The call Ryan actually hears is music. He starts sneaking out to roadhouses as a 40-year-old teenager (Rayne was born in 1974), and that’s when The Identical turns into a singing version of Footloose. The night Ryan’s friend Dino (Seth Green, whose presence telegraphs the film’s quality) needles him into warbling onstage turns out to be the night the cops bust the place. “I didn’t do anything wrong, Daddy!” Ryan tells the Reverend. His retort probably came out of a Screenwriting for Dummies book: “You didn’t do anything right!”
Ryan’s parents ship him off to—where else—the Army, and when he gets out, he resigns himself to a life of delivering packages. Around the same time, however, one Drexel Hemsley (also Rayne) becomes a pretty big deal on the airwaves, leading everyone in town to tell Ryan he looks just like Drexel (ya think?) as Ryan pumps up the volume and wonders aloud, “Who...is...this?” Turns out they sing alike, too. Whoa.
What could have been an insightful reflection on nurture vs. nature is instead a highly coincidental story about fulfilling God’s plan for you, one cheesy enough to make a real Elvis impersonator wince. (Scripter Howard Klausner penned 2000’s Clint Eastwood film Space Cowboys before turning to religious fare.) Setting up Ryan’s passion for music is a belabored effort, with him mentioning in seemingly every scene how gosh durn much he loves it. So much of the film is painful, including Ryan’s (or is it Rayne’s?) horrible lip syncing; a traveling montage with a manager tossing cash into the air; a slow clap after Ryan’s audition to be crowned Best Fake Drexel, and a teeth-achingly saccharine score. Oh, and the name of Elv...I mean Drexel’s home? Dreamland.

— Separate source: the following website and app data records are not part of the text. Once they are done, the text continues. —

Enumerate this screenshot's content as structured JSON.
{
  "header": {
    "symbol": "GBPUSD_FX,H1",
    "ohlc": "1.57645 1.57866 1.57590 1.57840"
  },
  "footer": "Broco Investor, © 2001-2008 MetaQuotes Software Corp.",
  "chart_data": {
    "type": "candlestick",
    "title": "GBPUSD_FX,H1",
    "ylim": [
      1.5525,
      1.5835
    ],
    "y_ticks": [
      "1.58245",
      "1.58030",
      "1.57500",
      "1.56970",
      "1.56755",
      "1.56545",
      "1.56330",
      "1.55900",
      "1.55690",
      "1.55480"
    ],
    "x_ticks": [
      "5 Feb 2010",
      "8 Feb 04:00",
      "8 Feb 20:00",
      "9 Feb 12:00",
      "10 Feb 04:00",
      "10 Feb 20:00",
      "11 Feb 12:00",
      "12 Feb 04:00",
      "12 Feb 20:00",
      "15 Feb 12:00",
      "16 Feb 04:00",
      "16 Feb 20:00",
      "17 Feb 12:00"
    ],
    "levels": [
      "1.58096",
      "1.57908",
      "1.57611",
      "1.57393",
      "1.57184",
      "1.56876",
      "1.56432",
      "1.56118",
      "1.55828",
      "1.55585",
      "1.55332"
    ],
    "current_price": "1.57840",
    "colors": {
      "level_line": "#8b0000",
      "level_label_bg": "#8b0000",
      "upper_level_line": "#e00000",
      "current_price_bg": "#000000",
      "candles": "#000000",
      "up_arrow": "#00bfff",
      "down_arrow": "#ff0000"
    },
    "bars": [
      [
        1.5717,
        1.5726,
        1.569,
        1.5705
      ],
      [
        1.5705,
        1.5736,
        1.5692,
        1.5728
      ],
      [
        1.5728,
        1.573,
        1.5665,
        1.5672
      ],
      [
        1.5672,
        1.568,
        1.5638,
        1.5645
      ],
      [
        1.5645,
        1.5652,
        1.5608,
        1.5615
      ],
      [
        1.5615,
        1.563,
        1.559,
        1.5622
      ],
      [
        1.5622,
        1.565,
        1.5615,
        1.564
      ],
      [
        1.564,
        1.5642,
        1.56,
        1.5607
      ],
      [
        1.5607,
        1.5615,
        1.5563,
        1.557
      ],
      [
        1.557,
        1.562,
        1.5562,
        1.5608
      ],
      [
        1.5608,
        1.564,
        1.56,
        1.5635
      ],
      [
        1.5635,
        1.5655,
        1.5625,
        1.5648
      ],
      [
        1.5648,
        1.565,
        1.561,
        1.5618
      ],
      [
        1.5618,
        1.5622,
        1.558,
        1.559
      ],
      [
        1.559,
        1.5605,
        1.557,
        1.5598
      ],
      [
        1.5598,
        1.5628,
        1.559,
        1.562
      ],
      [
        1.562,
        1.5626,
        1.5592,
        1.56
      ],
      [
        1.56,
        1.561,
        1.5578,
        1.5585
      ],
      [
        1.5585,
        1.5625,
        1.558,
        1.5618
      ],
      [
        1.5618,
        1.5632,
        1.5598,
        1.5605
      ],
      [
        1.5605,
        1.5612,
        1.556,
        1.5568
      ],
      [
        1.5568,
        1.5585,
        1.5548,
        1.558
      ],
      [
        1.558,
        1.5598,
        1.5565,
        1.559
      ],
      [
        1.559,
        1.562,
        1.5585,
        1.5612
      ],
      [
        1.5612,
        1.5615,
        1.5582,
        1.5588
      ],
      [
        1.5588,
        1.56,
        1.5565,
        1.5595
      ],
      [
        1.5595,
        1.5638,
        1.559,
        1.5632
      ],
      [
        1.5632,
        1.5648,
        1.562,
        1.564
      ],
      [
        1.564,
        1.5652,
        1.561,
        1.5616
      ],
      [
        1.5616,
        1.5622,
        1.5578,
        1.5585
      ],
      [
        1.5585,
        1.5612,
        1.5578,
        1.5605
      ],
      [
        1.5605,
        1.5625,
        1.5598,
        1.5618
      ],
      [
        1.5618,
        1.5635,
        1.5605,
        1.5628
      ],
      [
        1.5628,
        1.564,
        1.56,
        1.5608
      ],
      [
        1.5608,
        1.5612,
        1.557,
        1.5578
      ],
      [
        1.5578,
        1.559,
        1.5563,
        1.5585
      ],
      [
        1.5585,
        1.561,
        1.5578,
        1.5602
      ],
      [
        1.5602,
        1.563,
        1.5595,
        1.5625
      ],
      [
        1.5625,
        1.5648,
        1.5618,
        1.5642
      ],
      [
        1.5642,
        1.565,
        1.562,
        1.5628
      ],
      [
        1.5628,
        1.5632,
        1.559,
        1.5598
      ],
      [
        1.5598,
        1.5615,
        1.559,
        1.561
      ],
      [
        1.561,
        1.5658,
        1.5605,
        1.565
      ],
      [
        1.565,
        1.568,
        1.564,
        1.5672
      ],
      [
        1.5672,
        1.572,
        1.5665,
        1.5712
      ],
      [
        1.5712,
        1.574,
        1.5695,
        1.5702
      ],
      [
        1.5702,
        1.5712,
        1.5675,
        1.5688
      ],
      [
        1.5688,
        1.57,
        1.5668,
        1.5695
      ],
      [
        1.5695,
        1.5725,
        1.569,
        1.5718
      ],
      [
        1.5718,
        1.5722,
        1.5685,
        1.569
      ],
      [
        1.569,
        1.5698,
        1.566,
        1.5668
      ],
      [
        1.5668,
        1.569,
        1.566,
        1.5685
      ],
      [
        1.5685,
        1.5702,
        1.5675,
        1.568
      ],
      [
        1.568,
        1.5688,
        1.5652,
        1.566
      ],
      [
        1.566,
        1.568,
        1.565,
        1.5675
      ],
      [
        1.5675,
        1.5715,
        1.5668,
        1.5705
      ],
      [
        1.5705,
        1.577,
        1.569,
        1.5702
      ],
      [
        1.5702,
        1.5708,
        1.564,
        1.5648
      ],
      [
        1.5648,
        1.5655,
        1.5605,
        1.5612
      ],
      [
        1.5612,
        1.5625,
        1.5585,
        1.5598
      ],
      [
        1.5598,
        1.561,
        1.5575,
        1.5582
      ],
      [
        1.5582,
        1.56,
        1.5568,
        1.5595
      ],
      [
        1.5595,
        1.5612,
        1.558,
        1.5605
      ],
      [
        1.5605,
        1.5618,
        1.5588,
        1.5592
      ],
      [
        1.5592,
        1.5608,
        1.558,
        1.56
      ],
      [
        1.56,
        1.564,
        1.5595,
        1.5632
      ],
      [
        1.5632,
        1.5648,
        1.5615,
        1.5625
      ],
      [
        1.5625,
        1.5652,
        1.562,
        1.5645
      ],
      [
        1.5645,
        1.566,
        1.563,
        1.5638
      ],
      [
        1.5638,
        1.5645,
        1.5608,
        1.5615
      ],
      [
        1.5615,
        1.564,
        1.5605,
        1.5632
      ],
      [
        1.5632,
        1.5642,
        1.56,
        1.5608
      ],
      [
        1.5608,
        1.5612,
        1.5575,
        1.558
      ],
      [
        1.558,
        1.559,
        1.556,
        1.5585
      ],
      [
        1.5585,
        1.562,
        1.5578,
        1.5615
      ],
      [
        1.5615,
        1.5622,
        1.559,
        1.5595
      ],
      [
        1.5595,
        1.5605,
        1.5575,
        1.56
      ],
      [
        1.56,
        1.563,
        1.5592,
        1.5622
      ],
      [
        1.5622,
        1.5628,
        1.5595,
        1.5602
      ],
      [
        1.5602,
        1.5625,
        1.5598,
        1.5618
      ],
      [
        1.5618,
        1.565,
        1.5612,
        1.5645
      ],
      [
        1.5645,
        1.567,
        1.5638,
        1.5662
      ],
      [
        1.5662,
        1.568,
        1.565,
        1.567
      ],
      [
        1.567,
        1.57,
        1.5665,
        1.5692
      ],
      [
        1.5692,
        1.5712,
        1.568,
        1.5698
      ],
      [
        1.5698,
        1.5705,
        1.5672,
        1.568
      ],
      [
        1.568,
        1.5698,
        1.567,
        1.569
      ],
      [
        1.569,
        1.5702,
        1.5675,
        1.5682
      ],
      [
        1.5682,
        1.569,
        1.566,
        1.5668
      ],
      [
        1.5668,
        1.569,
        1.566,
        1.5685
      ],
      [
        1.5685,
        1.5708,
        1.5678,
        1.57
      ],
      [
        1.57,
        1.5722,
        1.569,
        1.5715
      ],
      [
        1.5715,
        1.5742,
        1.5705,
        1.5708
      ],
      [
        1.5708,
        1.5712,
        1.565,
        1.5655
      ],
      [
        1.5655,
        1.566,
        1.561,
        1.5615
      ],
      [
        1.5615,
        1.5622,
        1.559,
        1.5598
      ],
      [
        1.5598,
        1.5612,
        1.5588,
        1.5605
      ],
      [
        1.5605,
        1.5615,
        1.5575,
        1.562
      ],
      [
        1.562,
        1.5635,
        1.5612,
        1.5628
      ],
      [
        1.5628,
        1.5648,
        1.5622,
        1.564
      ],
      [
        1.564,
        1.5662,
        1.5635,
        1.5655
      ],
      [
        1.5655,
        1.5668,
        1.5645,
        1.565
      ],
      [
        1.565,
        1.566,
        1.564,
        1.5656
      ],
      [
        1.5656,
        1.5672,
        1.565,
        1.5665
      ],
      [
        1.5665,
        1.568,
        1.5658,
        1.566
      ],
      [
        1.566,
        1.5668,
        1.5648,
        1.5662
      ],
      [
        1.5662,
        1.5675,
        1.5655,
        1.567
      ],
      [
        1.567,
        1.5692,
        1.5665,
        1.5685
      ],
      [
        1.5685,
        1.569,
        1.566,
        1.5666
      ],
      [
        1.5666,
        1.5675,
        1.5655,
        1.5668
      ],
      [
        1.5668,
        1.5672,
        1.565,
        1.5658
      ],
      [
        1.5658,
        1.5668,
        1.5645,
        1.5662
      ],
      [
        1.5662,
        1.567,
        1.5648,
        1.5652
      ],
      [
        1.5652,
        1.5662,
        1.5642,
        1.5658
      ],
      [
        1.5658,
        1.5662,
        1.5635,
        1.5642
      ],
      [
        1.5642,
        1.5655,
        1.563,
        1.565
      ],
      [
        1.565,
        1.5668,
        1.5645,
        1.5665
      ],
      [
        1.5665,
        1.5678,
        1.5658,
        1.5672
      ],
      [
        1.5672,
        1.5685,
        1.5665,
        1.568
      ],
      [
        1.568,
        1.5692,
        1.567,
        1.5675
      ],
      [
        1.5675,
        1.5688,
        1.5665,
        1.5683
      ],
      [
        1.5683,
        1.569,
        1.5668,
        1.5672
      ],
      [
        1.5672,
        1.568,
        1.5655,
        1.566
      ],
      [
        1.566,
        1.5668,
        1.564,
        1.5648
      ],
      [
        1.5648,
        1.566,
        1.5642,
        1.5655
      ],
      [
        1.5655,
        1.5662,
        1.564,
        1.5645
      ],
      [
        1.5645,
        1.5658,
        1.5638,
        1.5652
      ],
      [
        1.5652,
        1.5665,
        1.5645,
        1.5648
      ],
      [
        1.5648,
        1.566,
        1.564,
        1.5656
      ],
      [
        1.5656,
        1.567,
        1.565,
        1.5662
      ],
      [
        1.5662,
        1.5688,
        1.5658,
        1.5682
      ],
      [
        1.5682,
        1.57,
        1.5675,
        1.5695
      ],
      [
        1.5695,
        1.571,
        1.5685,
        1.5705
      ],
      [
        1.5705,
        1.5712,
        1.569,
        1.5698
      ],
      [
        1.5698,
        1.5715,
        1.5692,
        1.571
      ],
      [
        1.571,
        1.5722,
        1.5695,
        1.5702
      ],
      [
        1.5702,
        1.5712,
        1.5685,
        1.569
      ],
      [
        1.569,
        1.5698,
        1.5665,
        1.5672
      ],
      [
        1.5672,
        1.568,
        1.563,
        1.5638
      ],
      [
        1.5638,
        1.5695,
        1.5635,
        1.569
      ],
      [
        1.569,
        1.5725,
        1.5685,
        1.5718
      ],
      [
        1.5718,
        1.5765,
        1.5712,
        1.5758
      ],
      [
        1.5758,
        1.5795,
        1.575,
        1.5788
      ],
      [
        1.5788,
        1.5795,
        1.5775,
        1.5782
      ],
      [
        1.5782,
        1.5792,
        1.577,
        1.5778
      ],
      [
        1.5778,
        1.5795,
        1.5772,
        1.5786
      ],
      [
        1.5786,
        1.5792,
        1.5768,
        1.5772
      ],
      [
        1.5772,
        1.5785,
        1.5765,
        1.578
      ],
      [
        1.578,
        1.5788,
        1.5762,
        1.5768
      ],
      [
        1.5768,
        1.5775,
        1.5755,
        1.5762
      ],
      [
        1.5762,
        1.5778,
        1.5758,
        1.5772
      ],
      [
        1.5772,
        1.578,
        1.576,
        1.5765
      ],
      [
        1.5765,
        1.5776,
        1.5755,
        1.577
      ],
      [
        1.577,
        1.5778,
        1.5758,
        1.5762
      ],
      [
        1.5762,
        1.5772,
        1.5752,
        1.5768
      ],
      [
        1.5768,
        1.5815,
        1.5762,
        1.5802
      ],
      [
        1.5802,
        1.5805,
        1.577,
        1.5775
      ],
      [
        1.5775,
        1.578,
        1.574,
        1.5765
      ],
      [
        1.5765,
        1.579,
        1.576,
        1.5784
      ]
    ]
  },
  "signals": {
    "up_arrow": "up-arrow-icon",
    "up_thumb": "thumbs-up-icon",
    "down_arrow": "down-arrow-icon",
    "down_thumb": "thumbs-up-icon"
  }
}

As Ryan follows a roundabout path to success, there’s no mention of how Drexel became so big or whether the twins’ impoverished parents supported his career choice; the only battle Marcellino wants you to see is between the Lord’s call and the devil’s music. But what if the Lord gifts you with devil-music talent? If you’re looking to The Identical for an answer, you’ll first have to sit through a filmic hell on earth.
The Last of Robin Hood opens Sept. 5 at Bethesda Row Cinema and the Fairfax Angelika Film Center. The Identical opens Sept. 4 in wide release.